illions of people are set to get a Covid-19 booster jab with scientists on the brink of approving the roll-out.
He told BBC Radio 4’s Today programme: “We are talking about boosting many, many millions of people and therefore we want to get the strategy right on this. It’s highly likely that there will be a booster programme, it’s just a question of how we frame it. This will be decided over the next few weeks.”
As thousands of schools reopen for the autumn term, Education Secretary Gavin Williamson made clear that he would like to see the JCVI also approve Covid jabs for children.
“Speaking as a parent myself, I think parents would find it incredibly reassuring to know that they had a choice as to whether their child would be vaccinated or not,” he told Sky News.
In an apparent sign of growing impatience in government over the speed of JCVI decision-making, Mr Williamson said he hoped a ruling would be made “very, very soon”.
However, Professor Harnden revealed that the discussions about vaccines for children were “very finely balanced”, given that they are unlikely to get severely ill from coronavirus and could, in very rare cases, get an acute adverse reaction to the jab.
- The medical director of Public Health England moved to reassure parents as pupils return to classrooms after the summer holiday, saying schools are not the “drivers” or “hubs” of Covid-19 infection in communities. Dr Yvonne Doyle told BBC Breakfast: “There’ll be extra cleaning and hygiene, advice on ventilation (and) the testing is extremely important.”
- Mr Williamson did not rule out classes and assemblies having to take place outside in the event of coronavirus outbreaks in schools. But he said: “It is certainly not something that we’d be expecting to see an awful lot of, especially in autumn and winter.”

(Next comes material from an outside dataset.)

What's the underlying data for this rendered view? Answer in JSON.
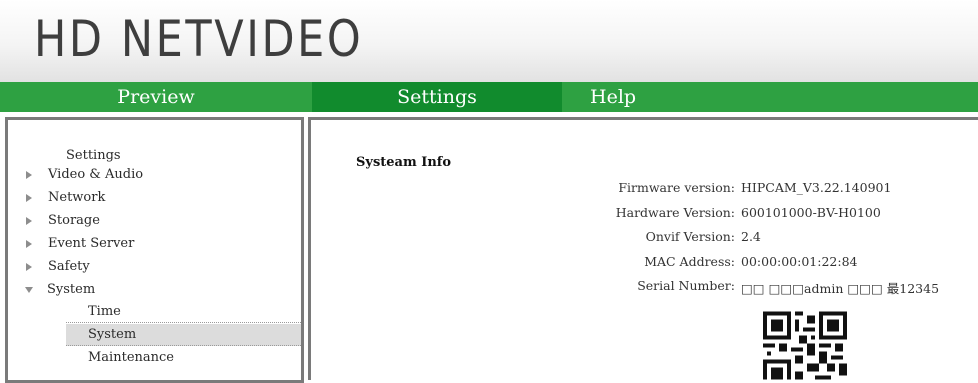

- Professor Calum Semple, who sits on the Scientific Advisory Group for Emergencies but speaking in a personal capacity, described the decision to be taken by the JCVI on jabs for children as a “really difficult judgment”.
He told BBC Breakfast: “We’ve got a really fine balancing act between a rare side effect — which is very, very rare, which is myocarditis — and the low risk (from Covid) to children themselves.
“If, however, you take into the round the risks of impact on transmission to the wider society and disruption to schools, so you take a broader view of the benefit of vaccination, that might shift the decision around vaccinating 12 to 15-year-olds, but that’s a really difficult judgment.”
Professor Harnden signalled that older people, and other at-risk groups, could be the first to be offered a booster. “The elderly received vaccines a long time ago, so they are more likely to have waned, some of the clinically extremely vulnerable, the health and social care workers,” he explained.
The leading JCVI scientist said it was awaiting the results of the COV-Boost study, of seven different Covid-19 vaccines, which will shed light on whether a booster jab will have more effect if it involves mix-and-matching vaccines, for example people who had the Oxford/AstraZeneca jab for their first and second doses could next be offered the Pfizer/BioNTech one.
He also emphasised that the timing of delivering the booster would be crucial to ensure it has maximum impact. “What we don’t want to do is boost people and then find we have a new variant and we can’t boost them again because we’ve boosted them too soon and those people might not have needed the booster in the first place,” he said.
“So there’s a lot of very complicated modelling and data analysis that is going on about this at the moment.”
He said that once the JCVI had concluded its discussions on a booster recommendation, “strong” advice would be given to the Government and that it would be up to ministers to make the final decision.
Professor Harnden said that the decision on whether to offer the Covid jab to 12 to 15-year-olds was highly complex, and the committee was analysing the pros and cons before making its recommendation.
“Whatever we decide, we will do it in the children’s best interests no matter what other people outside the committee think,” he added.
“Now of course it is up to ministers as I say to make decisions, it’s not up to JCVI, but we will give some very strong advice.”
While not wishing to impinge on the JCVI’s independence, Mr Williamson said: “Probably a lot of us are very keen to hear that and very much hope that we’re in a position of being able to roll-out vaccinations for those who are under the age of 16. I would certainly be hoping that it is a decision that will be made very, very soon.”